* _Data excerpts_:
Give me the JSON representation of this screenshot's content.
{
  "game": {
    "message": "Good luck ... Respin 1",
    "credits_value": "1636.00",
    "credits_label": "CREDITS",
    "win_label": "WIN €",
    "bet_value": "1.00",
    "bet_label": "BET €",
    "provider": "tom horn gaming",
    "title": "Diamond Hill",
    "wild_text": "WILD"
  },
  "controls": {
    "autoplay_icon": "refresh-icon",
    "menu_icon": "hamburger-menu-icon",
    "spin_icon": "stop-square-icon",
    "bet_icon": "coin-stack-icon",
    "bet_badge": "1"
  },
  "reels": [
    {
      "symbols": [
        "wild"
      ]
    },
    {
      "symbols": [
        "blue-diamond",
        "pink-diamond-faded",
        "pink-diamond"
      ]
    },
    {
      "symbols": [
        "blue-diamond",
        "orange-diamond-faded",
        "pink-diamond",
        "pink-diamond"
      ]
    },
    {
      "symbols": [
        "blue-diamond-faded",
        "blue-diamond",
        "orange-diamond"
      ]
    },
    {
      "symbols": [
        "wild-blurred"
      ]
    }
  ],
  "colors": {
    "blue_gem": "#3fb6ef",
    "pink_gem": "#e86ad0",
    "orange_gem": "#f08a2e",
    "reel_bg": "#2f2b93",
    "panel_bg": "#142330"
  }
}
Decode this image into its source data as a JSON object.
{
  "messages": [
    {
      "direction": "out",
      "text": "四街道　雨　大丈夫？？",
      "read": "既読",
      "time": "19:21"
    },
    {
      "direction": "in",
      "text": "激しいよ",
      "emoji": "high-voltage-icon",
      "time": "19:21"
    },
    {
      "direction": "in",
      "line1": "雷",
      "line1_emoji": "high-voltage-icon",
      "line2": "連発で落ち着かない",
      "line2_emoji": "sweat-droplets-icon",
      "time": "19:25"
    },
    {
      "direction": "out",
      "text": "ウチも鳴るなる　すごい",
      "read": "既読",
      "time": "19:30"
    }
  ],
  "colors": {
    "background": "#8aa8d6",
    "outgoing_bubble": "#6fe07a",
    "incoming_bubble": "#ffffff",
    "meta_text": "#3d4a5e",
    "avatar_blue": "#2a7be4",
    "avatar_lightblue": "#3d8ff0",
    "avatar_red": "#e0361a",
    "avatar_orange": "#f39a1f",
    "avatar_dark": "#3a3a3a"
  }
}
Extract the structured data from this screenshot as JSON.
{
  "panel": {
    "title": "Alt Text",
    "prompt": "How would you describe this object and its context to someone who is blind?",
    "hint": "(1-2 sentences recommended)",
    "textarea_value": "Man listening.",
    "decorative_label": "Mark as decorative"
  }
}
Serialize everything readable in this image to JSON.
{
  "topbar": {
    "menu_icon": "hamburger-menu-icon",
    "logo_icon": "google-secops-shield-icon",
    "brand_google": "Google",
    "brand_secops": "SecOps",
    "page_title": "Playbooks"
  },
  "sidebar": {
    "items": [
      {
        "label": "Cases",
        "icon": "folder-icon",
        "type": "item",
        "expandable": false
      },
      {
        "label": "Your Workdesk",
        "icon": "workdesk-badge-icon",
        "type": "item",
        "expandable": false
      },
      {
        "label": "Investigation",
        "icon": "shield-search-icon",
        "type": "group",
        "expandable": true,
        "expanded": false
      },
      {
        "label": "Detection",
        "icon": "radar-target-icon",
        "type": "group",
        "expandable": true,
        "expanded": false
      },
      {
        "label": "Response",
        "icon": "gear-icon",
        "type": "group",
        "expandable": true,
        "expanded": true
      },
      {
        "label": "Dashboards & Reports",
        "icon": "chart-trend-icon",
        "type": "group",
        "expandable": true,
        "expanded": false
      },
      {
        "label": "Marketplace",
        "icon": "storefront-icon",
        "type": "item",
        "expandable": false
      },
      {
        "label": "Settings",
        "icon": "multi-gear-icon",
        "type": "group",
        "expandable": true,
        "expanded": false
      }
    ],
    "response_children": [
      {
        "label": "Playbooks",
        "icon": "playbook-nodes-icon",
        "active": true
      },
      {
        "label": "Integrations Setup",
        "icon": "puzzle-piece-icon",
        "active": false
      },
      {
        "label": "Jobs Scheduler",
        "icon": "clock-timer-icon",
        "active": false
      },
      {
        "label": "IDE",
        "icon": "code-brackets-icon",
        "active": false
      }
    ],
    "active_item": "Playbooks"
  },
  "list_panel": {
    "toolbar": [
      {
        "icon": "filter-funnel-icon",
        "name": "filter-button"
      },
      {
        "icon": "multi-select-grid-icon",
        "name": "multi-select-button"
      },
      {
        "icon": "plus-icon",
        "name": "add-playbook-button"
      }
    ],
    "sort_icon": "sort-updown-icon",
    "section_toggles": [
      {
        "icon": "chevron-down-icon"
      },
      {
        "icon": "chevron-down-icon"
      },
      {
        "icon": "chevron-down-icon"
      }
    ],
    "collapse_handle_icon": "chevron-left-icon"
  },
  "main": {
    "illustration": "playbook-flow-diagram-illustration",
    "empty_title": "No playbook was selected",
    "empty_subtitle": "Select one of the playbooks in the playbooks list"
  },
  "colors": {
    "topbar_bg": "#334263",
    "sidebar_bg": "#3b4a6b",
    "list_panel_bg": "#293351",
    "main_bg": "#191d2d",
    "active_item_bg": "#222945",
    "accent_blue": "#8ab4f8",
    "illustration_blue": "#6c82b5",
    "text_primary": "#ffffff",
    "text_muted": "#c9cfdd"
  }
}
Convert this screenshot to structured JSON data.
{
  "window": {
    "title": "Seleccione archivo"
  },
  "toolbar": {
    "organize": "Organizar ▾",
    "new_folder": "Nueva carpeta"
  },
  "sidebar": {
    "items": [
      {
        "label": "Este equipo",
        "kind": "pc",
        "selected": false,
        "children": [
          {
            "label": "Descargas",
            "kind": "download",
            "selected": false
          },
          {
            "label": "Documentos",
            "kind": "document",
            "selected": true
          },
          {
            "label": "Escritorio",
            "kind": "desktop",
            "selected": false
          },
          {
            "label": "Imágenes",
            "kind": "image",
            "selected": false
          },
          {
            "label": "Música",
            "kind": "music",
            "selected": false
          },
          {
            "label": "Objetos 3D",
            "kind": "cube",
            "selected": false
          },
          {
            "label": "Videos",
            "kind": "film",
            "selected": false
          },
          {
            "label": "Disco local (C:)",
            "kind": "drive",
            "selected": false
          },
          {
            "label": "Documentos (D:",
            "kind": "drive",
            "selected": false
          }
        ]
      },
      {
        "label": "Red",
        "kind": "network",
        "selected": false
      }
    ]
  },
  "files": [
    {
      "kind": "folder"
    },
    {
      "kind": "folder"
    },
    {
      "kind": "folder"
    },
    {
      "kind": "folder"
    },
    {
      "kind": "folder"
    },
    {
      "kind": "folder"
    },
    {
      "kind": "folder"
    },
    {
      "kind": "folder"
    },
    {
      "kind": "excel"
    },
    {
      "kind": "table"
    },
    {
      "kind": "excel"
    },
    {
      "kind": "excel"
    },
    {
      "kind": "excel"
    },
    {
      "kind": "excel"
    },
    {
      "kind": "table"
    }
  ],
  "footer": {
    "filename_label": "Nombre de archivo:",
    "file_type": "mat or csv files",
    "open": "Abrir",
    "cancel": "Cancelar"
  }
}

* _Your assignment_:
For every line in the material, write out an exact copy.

* _Reply_:
Give me the JSON representation of this screenshot's content.
{
  "game": {
    "message": "Good luck ... Respin 1",
    "credits_value": "1636.00",
    "credits_label": "CREDITS",
    "win_label": "WIN €",
    "bet_value": "1.00",
    "bet_label": "BET €",
    "provider": "tom horn gaming",
    "title": "Diamond Hill",
    "wild_text": "WILD"
  },
  "controls": {
    "autoplay_icon": "refresh-icon",
    "menu_icon": "hamburger-menu-icon",
    "spin_icon": "stop-square-icon",
    "bet_icon": "coin-stack-icon",
    "bet_badge": "1"
  },
  "reels": [
    {
      "symbols": [
        "wild"
      ]
    },
    {
      "symbols": [
        "blue-diamond",
        "pink-diamond-faded",
        "pink-diamond"
      ]
    },
    {
      "symbols": [
        "blue-diamond",
        "orange-diamond-faded",
        "pink-diamond",
        "pink-diamond"
      ]
    },
    {
      "symbols": [
        "blue-diamond-faded",
        "blue-diamond",
        "orange-diamond"
      ]
    },
    {
      "symbols": [
        "wild-blurred"
      ]
    }
  ],
  "colors": {
    "blue_gem": "#3fb6ef",
    "pink_gem": "#e86ad0",
    "orange_gem": "#f08a2e",
    "reel_bg": "#2f2b93",
    "panel_bg": "#142330"
  }
}
Decode this image into its source data as a JSON object.
{
  "messages": [
    {
      "direction": "out",
      "text": "四街道　雨　大丈夫？？",
      "read": "既読",
      "time": "19:21"
    },
    {
      "direction": "in",
      "text": "激しいよ",
      "emoji": "high-voltage-icon",
      "time": "19:21"
    },
    {
      "direction": "in",
      "line1": "雷",
      "line1_emoji": "high-voltage-icon",
      "line2": "連発で落ち着かない",
      "line2_emoji": "sweat-droplets-icon",
      "time": "19:25"
    },
    {
      "direction": "out",
      "text": "ウチも鳴るなる　すごい",
      "read": "既読",
      "time": "19:30"
    }
  ],
  "colors": {
    "background": "#8aa8d6",
    "outgoing_bubble": "#6fe07a",
    "incoming_bubble": "#ffffff",
    "meta_text": "#3d4a5e",
    "avatar_blue": "#2a7be4",
    "avatar_lightblue": "#3d8ff0",
    "avatar_red": "#e0361a",
    "avatar_orange": "#f39a1f",
    "avatar_dark": "#3a3a3a"
  }
}
Extract the structured data from this screenshot as JSON.
{
  "panel": {
    "title": "Alt Text",
    "prompt": "How would you describe this object and its context to someone who is blind?",
    "hint": "(1-2 sentences recommended)",
    "textarea_value": "Man listening.",
    "decorative_label": "Mark as decorative"
  }
}
Serialize everything readable in this image to JSON.
{
  "topbar": {
    "menu_icon": "hamburger-menu-icon",
    "logo_icon": "google-secops-shield-icon",
    "brand_google": "Google",
    "brand_secops": "SecOps",
    "page_title": "Playbooks"
  },
  "sidebar": {
    "items": [
      {
        "label": "Cases",
        "icon": "folder-icon",
        "type": "item",
        "expandable": false
      },
      {
        "label": "Your Workdesk",
        "icon": "workdesk-badge-icon",
        "type": "item",
        "expandable": false
      },
      {
        "label": "Investigation",
        "icon": "shield-search-icon",
        "type": "group",
        "expandable": true,
        "expanded": false
      },
      {
        "label": "Detection",
        "icon": "radar-target-icon",
        "type": "group",
        "expandable": true,
        "expanded": false
      },
      {
        "label": "Response",
        "icon": "gear-icon",
        "type": "group",
        "expandable": true,
        "expanded": true
      },
      {
        "label": "Dashboards & Reports",
        "icon": "chart-trend-icon",
        "type": "group",
        "expandable": true,
        "expanded": false
      },
      {
        "label": "Marketplace",
        "icon": "storefront-icon",
        "type": "item",
        "expandable": false
      },
      {
        "label": "Settings",
        "icon": "multi-gear-icon",
        "type": "group",
        "expandable": true,
        "expanded": false
      }
    ],
    "response_children": [
      {
        "label": "Playbooks",
        "icon": "playbook-nodes-icon",
        "active": true
      },
      {
        "label": "Integrations Setup",
        "icon": "puzzle-piece-icon",
        "active": false
      },
      {
        "label": "Jobs Scheduler",
        "icon": "clock-timer-icon",
        "active": false
      },
      {
        "label": "IDE",
        "icon": "code-brackets-icon",
        "active": false
      }
    ],
    "active_item": "Playbooks"
  },
  "list_panel": {
    "toolbar": [
      {
        "icon": "filter-funnel-icon",
        "name": "filter-button"
      },
      {
        "icon": "multi-select-grid-icon",
        "name": "multi-select-button"
      },
      {
        "icon": "plus-icon",
        "name": "add-playbook-button"
      }
    ],
    "sort_icon": "sort-updown-icon",
    "section_toggles": [
      {
        "icon": "chevron-down-icon"
      },
      {
        "icon": "chevron-down-icon"
      },
      {
        "icon": "chevron-down-icon"
      }
    ],
    "collapse_handle_icon": "chevron-left-icon"
  },
  "main": {
    "illustration": "playbook-flow-diagram-illustration",
    "empty_title": "No playbook was selected",
    "empty_subtitle": "Select one of the playbooks in the playbooks list"
  },
  "colors": {
    "topbar_bg": "#334263",
    "sidebar_bg": "#3b4a6b",
    "list_panel_bg": "#293351",
    "main_bg": "#191d2d",
    "active_item_bg": "#222945",
    "accent_blue": "#8ab4f8",
    "illustration_blue": "#6c82b5",
    "text_primary": "#ffffff",
    "text_muted": "#c9cfdd"
  }
}
Convert this screenshot to structured JSON data.
{
  "window": {
    "title": "Seleccione archivo"
  },
  "toolbar": {
    "organize": "Organizar ▾",
    "new_folder": "Nueva carpeta"
  },
  "sidebar": {
    "items": [
      {
        "label": "Este equipo",
        "kind": "pc",
        "selected": false,
        "children": [
          {
            "label": "Descargas",
            "kind": "download",
            "selected": false
          },
          {
            "label": "Documentos",
            "kind": "document",
            "selected": true
          },
          {
            "label": "Escritorio",
            "kind": "desktop",
            "selected": false
          },
          {
            "label": "Imágenes",
            "kind": "image",
            "selected": false
          },
          {
            "label": "Música",
            "kind": "music",
            "selected": false
          },
          {
            "label": "Objetos 3D",
            "kind": "cube",
            "selected": false
          },
          {
            "label": "Videos",
            "kind": "film",
            "selected": false
          },
          {
            "label": "Disco local (C:)",
            "kind": "drive",
            "selected": false
          },
          {
            "label": "Documentos (D:",
            "kind": "drive",
            "selected": false
          }
        ]
      },
      {
        "label": "Red",
        "kind": "network",
        "selected": false
      }
    ]
  },
  "files": [
    {
      "kind": "folder"
    },
    {
      "kind": "folder"
    },
    {
      "kind": "folder"
    },
    {
      "kind": "folder"
    },
    {
      "kind": "folder"
    },
    {
      "kind": "folder"
    },
    {
      "kind": "folder"
    },
    {
      "kind": "folder"
    },
    {
      "kind": "excel"
    },
    {
      "kind": "table"
    },
    {
      "kind": "excel"
    },
    {
      "kind": "excel"
    },
    {
      "kind": "excel"
    },
    {
      "kind": "excel"
    },
    {
      "kind": "table"
    }
  ],
  "footer": {
    "filename_label": "Nombre de archivo:",
    "file_type": "mat or csv files",
    "open": "Abrir",
    "cancel": "Cancelar"
  }
}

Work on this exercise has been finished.